Cover versions have lead to countless favorite soul songs. Many times, a simple melody is thouroughly fleshed out by rich arrangements. However when its the other way around, covering a complex and profound soul song in other genres can lead to incredible results, given the emotional depth of the source material.
The Dramatics epic ballad In the Rain is a masterpiece of soul extravagance whose sublime introduction and arrangements are undeniably hypnotizing (just like this video performance). Still, I really can’t seem to choose a favorite cover because the Chosen Few‘s reggae-soul take and Billy Wooten‘s out there spiritual jazz interpretation are so different yet equally as mezmerizing as the original.
This is not the first soul cover for the Kingston quatuor as each Chosen Few albums contains at least one soul scorcher, but this is by far there most ambitious. The melancholic flute intro leads for a thumping bassline that will bring a perfect tropical swing to this slowdance sorrow standard. Rainy palm trees evoke the sentiments of the original, while vibraphonist The Wooden Glass’ version will capture its intensity.
Billy Wooten is a underappreciated jazz vibraphonist that should rightfully etch his place in with the greats.
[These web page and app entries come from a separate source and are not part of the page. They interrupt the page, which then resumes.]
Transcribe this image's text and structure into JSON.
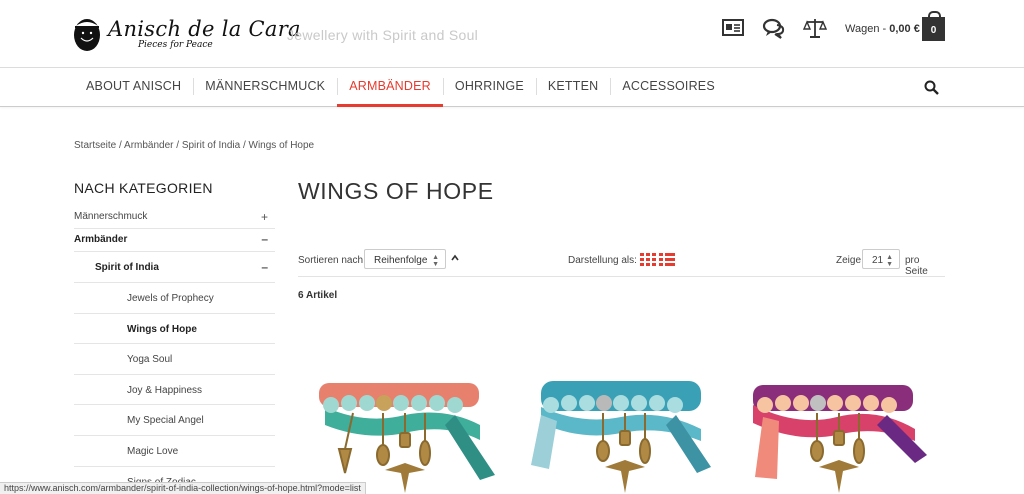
{
  "header": {
    "brand_title": "Anisch de la Cara",
    "brand_subtitle": "Pieces for Peace",
    "tagline": "Jewellery with Spirit and Soul",
    "icons": [
      "contact-card-icon",
      "chat-icon",
      "scales-icon",
      "shopping-bag-icon"
    ],
    "cart_label": "Wagen - ",
    "cart_amount": "0,00 €",
    "cart_count": "0"
  },
  "nav": {
    "items": [
      "ABOUT ANISCH",
      "MÄNNERSCHMUCK",
      "ARMBÄNDER",
      "OHRRINGE",
      "KETTEN",
      "ACCESSOIRES"
    ],
    "active_index": 2,
    "accent_color": "#e63b2e"
  },
  "breadcrumb": "Startseite / Armbänder / Spirit of India / Wings of Hope",
  "sidebar": {
    "title": "NACH KATEGORIEN",
    "categories": [
      {
        "label": "Männerschmuck",
        "toggle": "+"
      },
      {
        "label": "Armbänder",
        "toggle": "–"
      },
      {
        "label": "Spirit of India",
        "toggle": "–"
      }
    ],
    "subcategories": [
      "Jewels of Prophecy",
      "Wings of Hope",
      "Yoga Soul",
      "Joy & Happiness",
      "My Special Angel",
      "Magic Love",
      "Signs of Zodiac"
    ],
    "current": "Wings of Hope"
  },
  "main": {
    "title": "WINGS OF HOPE",
    "sort_label": "Sortieren nach",
    "sort_value": "Reihenfolge",
    "view_label": "Darstellung als:",
    "per_page_prefix": "Zeige",
    "per_page_value": "21",
    "per_page_suffix": "pro Seite",
    "count": "6 Artikel"
  },
  "products": [
    {
      "name": "wings-of-hope-bracelet-coral",
      "ribbon": "#e8806e",
      "ribbon2": "#3fae9a"
    },
    {
      "name": "wings-of-hope-bracelet-turquoise",
      "ribbon": "#3aa0b5",
      "ribbon2": "#5bb8c8"
    },
    {
      "name": "wings-of-hope-bracelet-purple",
      "ribbon": "#8a2d7a",
      "ribbon2": "#d8416a"
    }
  ],
  "statusbar": "https://www.anisch.com/armbander/spirit-of-india-collection/wings-of-hope.html?mode=list"
}
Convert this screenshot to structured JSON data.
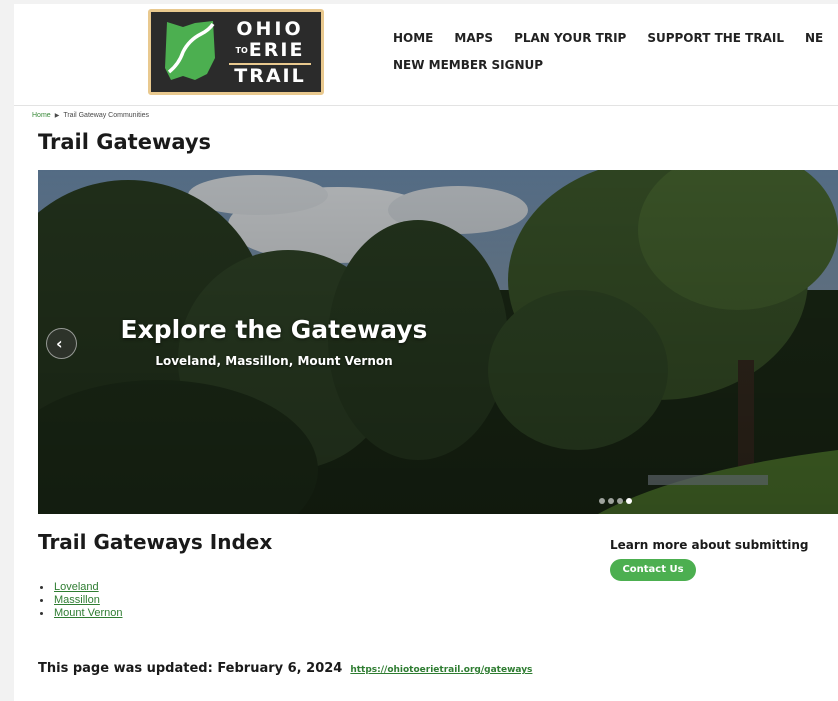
{
  "logo": {
    "line1": "OHIO",
    "to": "TO",
    "line2": "ERIE",
    "line3": "TRAIL"
  },
  "nav": {
    "row1": [
      "HOME",
      "MAPS",
      "PLAN YOUR TRIP",
      "SUPPORT THE TRAIL",
      "NE"
    ],
    "row2": [
      "NEW MEMBER SIGNUP"
    ]
  },
  "breadcrumb": {
    "home": "Home",
    "current": "Trail Gateway Communities"
  },
  "page_title": "Trail Gateways",
  "hero": {
    "title": "Explore the Gateways",
    "subtitle": "Loveland, Massillon, Mount Vernon",
    "prev_icon": "chevron-left-icon",
    "slides": 4,
    "active_slide": 4
  },
  "index": {
    "title": "Trail Gateways Index",
    "items": [
      "Loveland",
      "Massillon",
      "Mount Vernon"
    ]
  },
  "learn_more": "Learn more about submitting",
  "contact_button": "Contact Us",
  "updated": {
    "text": "This page was updated: February 6, 2024",
    "url": "https://ohiotoerietrail.org/gateways"
  },
  "colors": {
    "accent": "#4caf50",
    "link": "#2f7d32",
    "logo_bg": "#2b2b2b",
    "logo_border": "#e9c98f"
  }
}
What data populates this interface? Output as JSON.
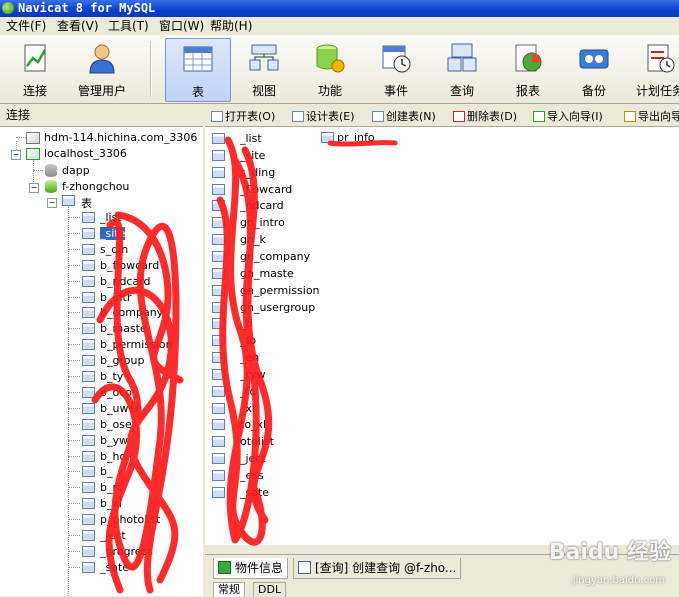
{
  "window": {
    "title": "Navicat 8 for MySQL"
  },
  "menubar": {
    "items": [
      "文件(F)",
      "查看(V)",
      "工具(T)",
      "窗口(W)",
      "帮助(H)"
    ]
  },
  "toolbar": {
    "items": [
      {
        "label": "连接",
        "icon": "connect-icon"
      },
      {
        "label": "管理用户",
        "icon": "user-icon"
      },
      {
        "label": "表",
        "icon": "table-icon"
      },
      {
        "label": "视图",
        "icon": "view-icon"
      },
      {
        "label": "功能",
        "icon": "function-icon"
      },
      {
        "label": "事件",
        "icon": "event-icon"
      },
      {
        "label": "查询",
        "icon": "query-icon"
      },
      {
        "label": "报表",
        "icon": "report-icon"
      },
      {
        "label": "备份",
        "icon": "backup-icon"
      },
      {
        "label": "计划任务",
        "icon": "schedule-icon"
      }
    ],
    "active": "表"
  },
  "left_panel": {
    "header": "连接",
    "connections": [
      {
        "label": "hdm-114.hichina.com_3306"
      },
      {
        "label": "localhost_3306"
      }
    ],
    "databases": [
      {
        "label": "dapp"
      },
      {
        "label": "f-zhongchou"
      }
    ],
    "table_group": "表",
    "tables": [
      "_list",
      "_site",
      "s_din",
      "b_flowcard",
      "b_ndcard",
      "b_intr",
      "b_company",
      "b_maste",
      "b_permission",
      "b_group",
      "b_ty",
      "b_oco",
      "b_uwen",
      "b_ose",
      "b_yw",
      "b_ho",
      "b_",
      "b_ro",
      "b_xl",
      "p_photolist",
      "_ject",
      "_progress",
      "_sate"
    ]
  },
  "object_toolbar": {
    "buttons": [
      "打开表(O)",
      "设计表(E)",
      "创建表(N)",
      "删除表(D)",
      "导入向导(I)",
      "导出向导"
    ]
  },
  "object_list": {
    "items": [
      "_list",
      "_site",
      "s_ding",
      "_flowcard",
      "_ndcard",
      "gn_intro",
      "gn_k",
      "gn_company",
      "gn_maste",
      "gn_permission",
      "gn_usergroup",
      "_ti",
      "_fo",
      "_en",
      "_ryw",
      "_fo",
      "_xl",
      "to_xl",
      "otolist",
      "_ject",
      "_ess",
      "_sate"
    ],
    "col2_item": "pr_info"
  },
  "bottom_tabs": {
    "tabs": [
      "物件信息",
      "[查询] 创建查询 @f-zho..."
    ],
    "sub_tabs": [
      "常规",
      "DDL"
    ]
  },
  "watermark": {
    "brand": "Baidu 经验",
    "url": "jingyan.baidu.com"
  },
  "colors": {
    "titlebar": "#0a3fcc",
    "scribble": "#ff1a1a",
    "selection": "#316ac5"
  }
}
He actually was tied with Roy Ayers twice in the infamous DownBeat polls, but he is known to vinyl lovers and Madlib fans for his self-released live recording with his group the Wooden Glass.
Spiritual jazz is harder to define than Free Jazz, but to me its the live ambiance and tight group mixed with the overwhelming draw of this massive compositions that lead to this cover being so special. Harrowing housemade special effect and electric vibes create the thunder in the introduction, but listeners are not even ready for the storm! The drumming and organ work is as passionate as the ripping vibes workout and the haunting finale puts this song over the top (and in the sample crate).
Most covers either trump the original or are subpar — some equal, but it is rare to find a trio of songs so powerful and genre defying. It is a testament to composition and interpretation that they influenced one and other so vividly and left us with timeless classics.